Next-gen Tomb Raider framerate differs, Microsoft defends Xbox One

Tomb Raider: Definitive Edition has gone digging in the not-so-ancient ruins of next-gen gaming consoles and come back with a shiny debate over framerate differences. While the PlayStation 4 version of the game has been confirmed to run at 60 frames per second, the Xbox One version's framerate is, as of writing, unconfirmed.

A Square Enix rep weighed in on the issue to, stating that, "Delivering the core Tomb Raider gameplay at native 1080p and running at 30fps was always our primary goal given the type of experience Tomb Raider is and the exploration we want players to do. Anything beyond 30fps for this version is gravy."

Microsoft Senior Director of Product Management Albert Penello told Gamertag Radio that the differences between the two versions were minor, and defended the Xbox One version by reminding listeners that we've only just begun the new generation of consoles. "Everybody wants to focus on, you know, there's a framerate thing going on in Tomb Raider, there is a resolution thing going on and okay, there's a lot of reasons why that could be true, but we're weeks in. We just shipped, it's a long generation."

"I believe that the difference in the [PS4 and Xbox One] is not that great and I know what's going on behind the scenes and I probably have access to more information about some of this thing than a lot of people. Sometimes I think people tend to neglect the points that are in my favor and they like to highlight the points that tell me that I am wrong," Panello said. "I think these little things get way overblown versus like the quality of the games and the real differences in the two experiences which are pretty minor."

Though it's hard to say exactly what would cause a difference in performance, a post on developer Nixxes' site spotted by NeoGAF user "artist" notes that the PS4 and Xbox One versions were developed separately, by different teams. Sleeping Dogs developer United Front Games was tasked with bringing Lara's adventure to Xbox One, while Nixxes worked to unearth a PS4 version. Nixxes was responsible for getting the original (well, the original 2013 reboot) version of Tomb Raider up and running on PC and PS3 as well, while UFG has decidedly less experience with the game.

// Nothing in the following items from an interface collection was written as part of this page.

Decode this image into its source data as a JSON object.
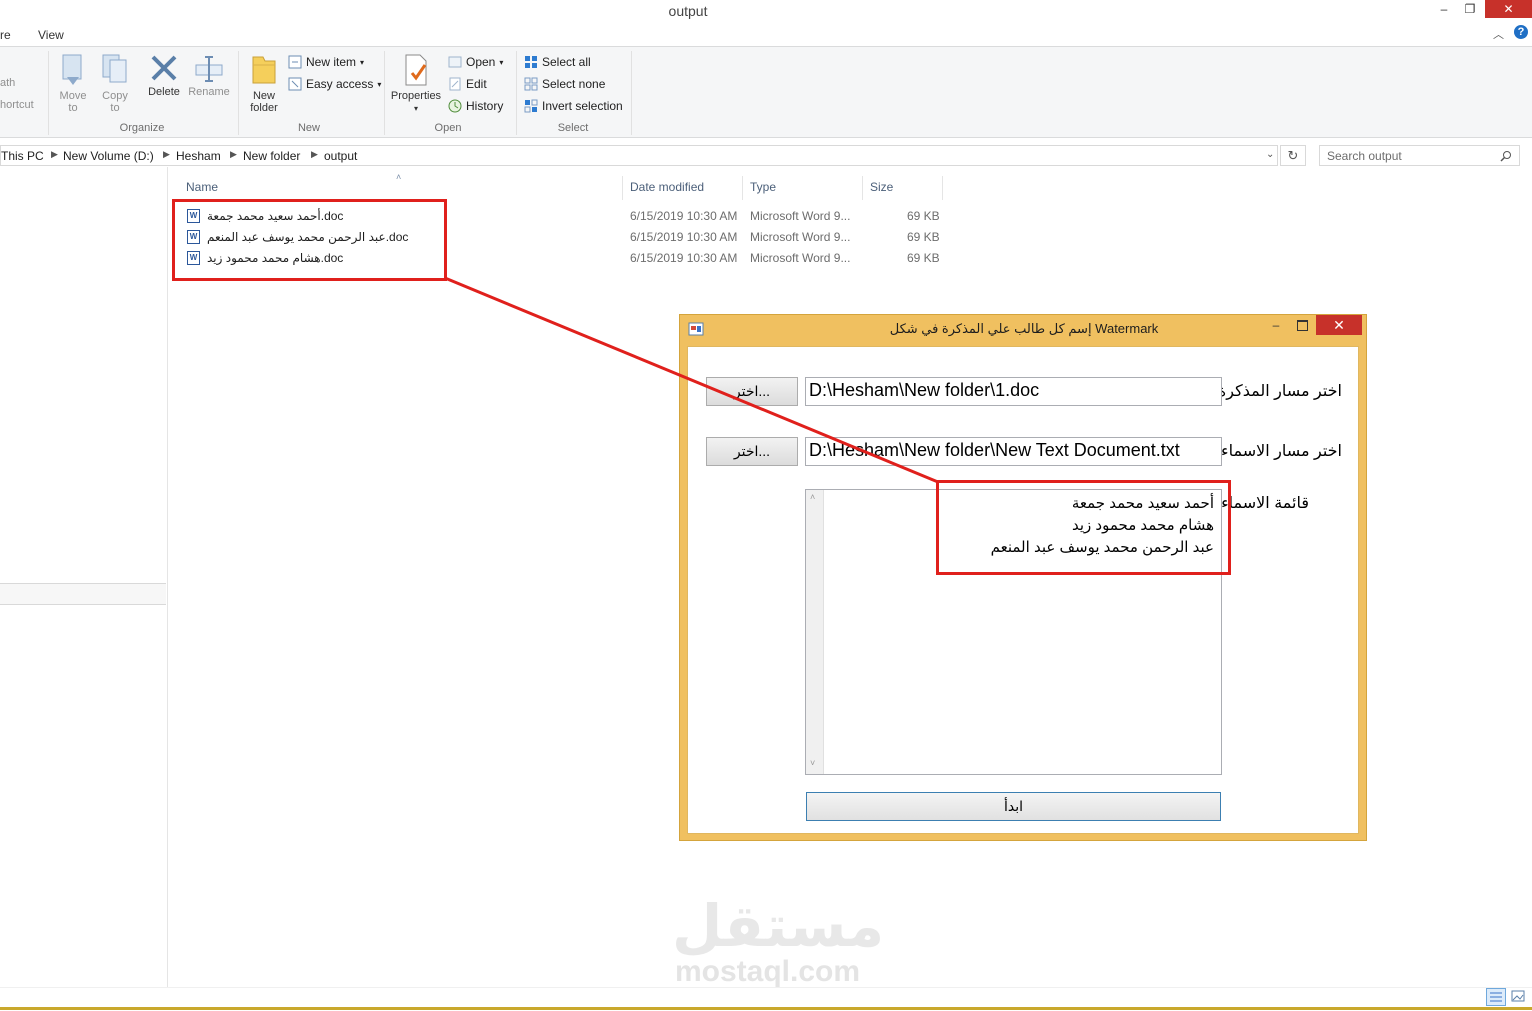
{
  "window": {
    "title": "output",
    "minimize": "–",
    "maximize": "❐",
    "close": "✕"
  },
  "tabs": [
    "re",
    "View"
  ],
  "ribbon": {
    "clipboard": {
      "path_label": "ath",
      "shortcut_label": "hortcut"
    },
    "organize": {
      "move_to": "Move to",
      "copy_to": "Copy to",
      "delete": "Delete",
      "rename": "Rename",
      "label": "Organize"
    },
    "new": {
      "new_folder": "New folder",
      "new_item": "New item",
      "easy_access": "Easy access",
      "label": "New"
    },
    "open": {
      "properties": "Properties",
      "open": "Open",
      "edit": "Edit",
      "history": "History",
      "label": "Open"
    },
    "select": {
      "select_all": "Select all",
      "select_none": "Select none",
      "invert_selection": "Invert selection",
      "label": "Select"
    }
  },
  "address": {
    "crumbs": [
      "This PC",
      "New Volume (D:)",
      "Hesham",
      "New folder",
      "output"
    ],
    "search_placeholder": "Search output"
  },
  "columns": {
    "name": "Name",
    "date_modified": "Date modified",
    "type": "Type",
    "size": "Size"
  },
  "files": [
    {
      "name": "أحمد سعيد محمد جمعة.doc",
      "date": "6/15/2019 10:30 AM",
      "type": "Microsoft Word 9...",
      "size": "69 KB"
    },
    {
      "name": "عبد الرحمن محمد يوسف عبد المنعم.doc",
      "date": "6/15/2019 10:30 AM",
      "type": "Microsoft Word 9...",
      "size": "69 KB"
    },
    {
      "name": "هشام محمد محمود زيد.doc",
      "date": "6/15/2019 10:30 AM",
      "type": "Microsoft Word 9...",
      "size": "69 KB"
    }
  ],
  "dialog": {
    "title": "إسم كل طالب علي المذكرة في شكل Watermark",
    "doc_path_label": "اختر مسار المذكرة",
    "doc_path_value": "D:\\Hesham\\New folder\\1.doc",
    "doc_browse_button": "اختر...",
    "names_path_label": "اختر مسار الاسماء",
    "names_path_value": "D:\\Hesham\\New folder\\New Text Document.txt",
    "names_browse_button": "اختر...",
    "names_list_label": "قائمة الاسماء",
    "names_list": [
      "أحمد سعيد محمد جمعة",
      "هشام محمد محمود زيد",
      "عبد الرحمن محمد يوسف عبد المنعم"
    ],
    "start_button": "ابدأ"
  },
  "watermark": {
    "arabic": "مستقل",
    "latin": "mostaql.com"
  },
  "colors": {
    "dialog_frame": "#f0c060",
    "annotation": "#e0201c",
    "close_red": "#c7312a"
  }
}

Of course, we're all ignoring the real, dare we say ... definitive difference between the PS4 and Xbox One versions of the game, here. On the PS4, the DualShock 4 turns red and orange while using the torch, and on Xbox One, players can use their hands to inspect in-game relics thanks to Kinect. Would-be buyers: go forth and be informed.